I recently saw a quote from Scott Galloway, professor of marketing at NYU Stern, an esteemed New York business school, which read: “The summer of 2020 saw the Brand Age’s end… the losers in this transition are the media companies that provided platforms for the big and bold brand-building advertising of the brand age.”
Now, far be it from me to argue with a renowned author and professor, but I can’t help but think that, for the UK at least, this is, for want of a better word, utter nonsense. In fact, I’d go so far as to say that the events of the last couple of years have made building and maintaining a strong brand with “bold brand-building advertising“more important than ever, and here’s why.
1. Rational choice is knocking at the door
A significant increase in ecommerce means we now have more information readily available to us right at the crucial point of purchase. As easy as it is to buy with the touch of a button, it’s equally easy to access the latest reviews and compare the specific attributes of one product over another. For me, that’s a problem. The ability to quickly analyze the benefits of one brand over another results in a very rational purchase decision; a situation that could spell danger for any brand that’s simply not the best on paper, or whose price doesn’t match their offering.
How do you avoid this trap? With marketing campaigns that seek to build and maintain a strong brand, creating a set of mental structures that predispose consumers to choose your brand over others – regardless of what the more rational, informed decision may be.
2. Mental availability isn’t a given
I’m a firm believer that mental availability plays a vital role in product choice.

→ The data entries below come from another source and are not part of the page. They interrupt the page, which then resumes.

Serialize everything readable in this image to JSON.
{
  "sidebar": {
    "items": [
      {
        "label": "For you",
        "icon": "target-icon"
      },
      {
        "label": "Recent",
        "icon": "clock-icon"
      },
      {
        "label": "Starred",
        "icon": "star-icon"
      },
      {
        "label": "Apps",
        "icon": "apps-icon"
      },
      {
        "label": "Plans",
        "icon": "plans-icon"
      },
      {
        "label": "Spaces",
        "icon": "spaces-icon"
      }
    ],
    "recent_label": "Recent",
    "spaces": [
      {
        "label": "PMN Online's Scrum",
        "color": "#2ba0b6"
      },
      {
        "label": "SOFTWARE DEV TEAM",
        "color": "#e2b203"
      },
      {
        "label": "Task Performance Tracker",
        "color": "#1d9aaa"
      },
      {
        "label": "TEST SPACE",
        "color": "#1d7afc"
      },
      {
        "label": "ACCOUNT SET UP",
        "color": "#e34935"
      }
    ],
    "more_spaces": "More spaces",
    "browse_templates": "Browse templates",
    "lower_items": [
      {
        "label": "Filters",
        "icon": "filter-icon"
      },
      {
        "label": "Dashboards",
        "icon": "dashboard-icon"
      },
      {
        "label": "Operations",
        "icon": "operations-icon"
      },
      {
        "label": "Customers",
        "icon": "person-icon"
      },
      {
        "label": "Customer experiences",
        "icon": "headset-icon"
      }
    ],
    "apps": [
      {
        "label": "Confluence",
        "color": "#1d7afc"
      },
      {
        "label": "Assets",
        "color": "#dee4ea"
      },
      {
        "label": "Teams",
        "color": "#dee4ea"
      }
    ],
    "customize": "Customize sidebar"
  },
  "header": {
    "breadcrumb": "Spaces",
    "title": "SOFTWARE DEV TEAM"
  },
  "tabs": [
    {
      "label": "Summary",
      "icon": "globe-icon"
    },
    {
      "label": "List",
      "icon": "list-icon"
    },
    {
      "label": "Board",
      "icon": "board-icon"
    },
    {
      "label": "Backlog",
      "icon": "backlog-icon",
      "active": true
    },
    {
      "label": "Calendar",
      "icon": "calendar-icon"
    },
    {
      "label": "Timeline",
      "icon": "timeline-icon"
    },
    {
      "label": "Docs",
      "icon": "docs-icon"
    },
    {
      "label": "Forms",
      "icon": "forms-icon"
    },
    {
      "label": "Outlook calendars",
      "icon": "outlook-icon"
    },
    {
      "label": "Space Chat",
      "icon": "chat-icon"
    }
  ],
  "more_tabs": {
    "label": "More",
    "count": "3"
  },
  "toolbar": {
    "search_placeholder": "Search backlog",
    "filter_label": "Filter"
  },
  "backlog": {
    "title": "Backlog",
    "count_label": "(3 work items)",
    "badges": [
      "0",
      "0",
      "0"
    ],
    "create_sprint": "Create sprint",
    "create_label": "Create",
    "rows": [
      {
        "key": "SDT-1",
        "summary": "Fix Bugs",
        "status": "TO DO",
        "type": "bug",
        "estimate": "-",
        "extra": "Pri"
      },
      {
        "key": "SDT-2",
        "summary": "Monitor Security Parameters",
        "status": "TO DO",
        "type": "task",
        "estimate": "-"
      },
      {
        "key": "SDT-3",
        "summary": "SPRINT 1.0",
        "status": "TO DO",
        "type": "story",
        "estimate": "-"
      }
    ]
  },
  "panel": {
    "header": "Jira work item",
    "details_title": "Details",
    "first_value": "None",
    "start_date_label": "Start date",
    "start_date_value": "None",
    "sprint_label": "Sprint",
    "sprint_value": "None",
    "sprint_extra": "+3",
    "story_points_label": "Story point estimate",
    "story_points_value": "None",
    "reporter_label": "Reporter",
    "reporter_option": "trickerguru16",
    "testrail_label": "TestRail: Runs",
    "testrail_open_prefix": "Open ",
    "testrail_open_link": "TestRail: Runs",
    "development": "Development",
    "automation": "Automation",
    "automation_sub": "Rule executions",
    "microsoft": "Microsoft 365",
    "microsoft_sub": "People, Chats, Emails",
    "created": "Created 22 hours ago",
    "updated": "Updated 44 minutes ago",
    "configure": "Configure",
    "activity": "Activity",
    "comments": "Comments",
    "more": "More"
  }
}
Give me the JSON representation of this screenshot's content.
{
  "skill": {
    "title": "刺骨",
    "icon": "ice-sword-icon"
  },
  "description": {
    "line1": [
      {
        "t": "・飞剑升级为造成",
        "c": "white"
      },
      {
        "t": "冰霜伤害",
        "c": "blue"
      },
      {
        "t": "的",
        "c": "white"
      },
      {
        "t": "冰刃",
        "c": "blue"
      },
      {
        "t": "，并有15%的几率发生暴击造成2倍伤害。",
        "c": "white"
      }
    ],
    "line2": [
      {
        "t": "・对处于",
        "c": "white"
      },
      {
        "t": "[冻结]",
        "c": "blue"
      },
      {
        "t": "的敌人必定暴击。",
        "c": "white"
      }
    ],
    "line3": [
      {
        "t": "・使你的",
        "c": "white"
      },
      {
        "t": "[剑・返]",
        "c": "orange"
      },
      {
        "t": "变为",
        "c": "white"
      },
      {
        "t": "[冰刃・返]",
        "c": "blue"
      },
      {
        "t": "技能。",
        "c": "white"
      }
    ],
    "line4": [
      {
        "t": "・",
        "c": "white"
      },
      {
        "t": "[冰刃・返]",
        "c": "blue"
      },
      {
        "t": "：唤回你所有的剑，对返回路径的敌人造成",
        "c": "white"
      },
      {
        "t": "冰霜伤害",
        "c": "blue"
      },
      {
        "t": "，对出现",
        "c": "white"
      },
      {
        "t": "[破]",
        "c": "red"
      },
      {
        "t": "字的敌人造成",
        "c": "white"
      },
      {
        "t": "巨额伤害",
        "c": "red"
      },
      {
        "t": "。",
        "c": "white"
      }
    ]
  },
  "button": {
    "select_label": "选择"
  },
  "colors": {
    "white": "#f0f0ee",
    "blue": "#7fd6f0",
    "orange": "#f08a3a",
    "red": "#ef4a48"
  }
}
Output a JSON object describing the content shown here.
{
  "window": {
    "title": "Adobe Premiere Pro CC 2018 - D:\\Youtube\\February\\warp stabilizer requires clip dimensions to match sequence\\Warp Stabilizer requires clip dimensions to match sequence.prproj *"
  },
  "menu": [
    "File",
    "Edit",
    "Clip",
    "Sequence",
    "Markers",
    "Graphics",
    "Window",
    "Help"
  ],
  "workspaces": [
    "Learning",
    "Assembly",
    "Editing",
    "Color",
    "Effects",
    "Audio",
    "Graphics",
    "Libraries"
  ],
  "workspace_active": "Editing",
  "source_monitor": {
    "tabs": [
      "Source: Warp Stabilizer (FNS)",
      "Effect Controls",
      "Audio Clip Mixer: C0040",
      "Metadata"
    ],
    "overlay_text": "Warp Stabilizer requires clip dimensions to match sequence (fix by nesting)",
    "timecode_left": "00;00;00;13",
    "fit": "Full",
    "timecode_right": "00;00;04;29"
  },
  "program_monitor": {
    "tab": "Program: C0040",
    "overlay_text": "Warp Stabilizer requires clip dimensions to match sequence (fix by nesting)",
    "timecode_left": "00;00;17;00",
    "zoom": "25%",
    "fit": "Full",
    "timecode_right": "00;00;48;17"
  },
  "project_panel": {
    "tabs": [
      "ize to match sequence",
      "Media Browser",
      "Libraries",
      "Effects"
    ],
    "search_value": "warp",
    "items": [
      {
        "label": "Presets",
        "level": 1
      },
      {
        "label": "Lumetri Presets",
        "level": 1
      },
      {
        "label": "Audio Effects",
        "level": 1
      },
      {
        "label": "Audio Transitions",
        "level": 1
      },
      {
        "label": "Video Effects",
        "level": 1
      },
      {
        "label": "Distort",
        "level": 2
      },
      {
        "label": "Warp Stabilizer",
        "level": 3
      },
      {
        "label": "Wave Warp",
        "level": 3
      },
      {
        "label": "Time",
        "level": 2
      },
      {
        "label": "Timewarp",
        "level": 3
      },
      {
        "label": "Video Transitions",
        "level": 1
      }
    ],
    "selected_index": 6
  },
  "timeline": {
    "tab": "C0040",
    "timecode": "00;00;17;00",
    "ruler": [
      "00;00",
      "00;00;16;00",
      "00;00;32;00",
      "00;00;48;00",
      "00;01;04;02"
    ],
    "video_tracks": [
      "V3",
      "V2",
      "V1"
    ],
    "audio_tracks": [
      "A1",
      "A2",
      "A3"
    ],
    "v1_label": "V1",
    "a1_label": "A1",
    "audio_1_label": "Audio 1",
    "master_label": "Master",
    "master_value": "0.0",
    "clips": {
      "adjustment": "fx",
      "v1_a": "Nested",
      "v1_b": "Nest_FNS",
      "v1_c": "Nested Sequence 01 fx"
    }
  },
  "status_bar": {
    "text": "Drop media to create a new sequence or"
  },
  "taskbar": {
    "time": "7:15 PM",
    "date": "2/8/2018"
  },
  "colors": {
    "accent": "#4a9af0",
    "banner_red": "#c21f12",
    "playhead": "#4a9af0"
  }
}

Brands that quickly come to mind are more familiar and less likely to get red-flagged and over-analyzed during the purchase journey. However, that mental availability is, I think, more difficult to come by these days.
Over the last 24 months we’ve been through prolonged periods with limited access to shops, meaning we also spent significantly less time viewing products and building mental availability. Couple that with the fact that many of us have been forced to swap brands (perhaps due to price or lack of availability), which in turn means some brands no longer occupy a space in our daily lives.
As if this wasn’t enough, the rise in ecommerce and the nature of the way we shop online means we naturally see less of some products. Where I once waltzed down an aisle with every cleaning product known to man in my vista, now that I shop online I see just one or two, opting instead just to select from my pre-existing favorites list.
How does a brand overcome this? The answer of course is to fill this void, to rebuild mental availability with advertising that can offer consumers a frequent visual reminder of a brand as they go about their daily lives (out-of-home, anyone?).
3. There’s more to life than e-commerce
While I have suggested that the rise in ecommerce is a key factor in the increasing need for strong brand work, I am concerned that we’re all in danger of succumbing to an availability bias. In other words, that we’re placing too much emphasis on the subject because of the recency and volume of information we receive.
If the number of ecommerce related reports, webinar invites and articles that I receive is anything to go by, I suspect it’s probably the only thing I should be concerning myself with. However, I’m not too convinced that this is actually the case and I worry that, if we focus too much on it, we risk missing out on a bigger prize.
According to the latest Kantar data, a whopping 83% of UK adults made an online purchase in the last six months, so without doubt it’s something we need to consider. However, while great swathes of the population may be buying products online, for some sectors it’s bricks and mortar that still take the bulk of actual spend.
For example, take the retail sector. According to the Center for Retail Research, online retail spend has increased significantly – by 9% between 2019 and 2021. That’s huge, considering that the average annual increase over the last 10 years had never topped more than 2%. However, despite that increase, in 2021 online sales still only accounted for 29% of all retail sales – the lion’s share (71%) still continued to flow through good old-fashioned bricks and mortar.
So, whilst we certainly shouldn’t be ignoring ecommerce and the continued use of cleverly targeted digital performance ads, let’s not forget that this isn’t the only store in town. By building a strong brand through broadcast media, we can ensure we’re priming as many potential market buyers as possible, regardless of whether the final purchase ends up on- or offline.
And of course, let’s not ignore the opportunity to activate all those in-store shoppers too, perhaps with those nice-looking digital screens that sit right outside the shop.
Here we’ve looked at just three reasons why brand building is still an essential marketing activity for 2022 and beyond. However, rest assured, there are many more, all of which you’ll be able to explore in our brand-new research piece, coming soon. Watch this space (or get in touch).
Lindsay Rapacchi is research and insight director at Clear Channel UK.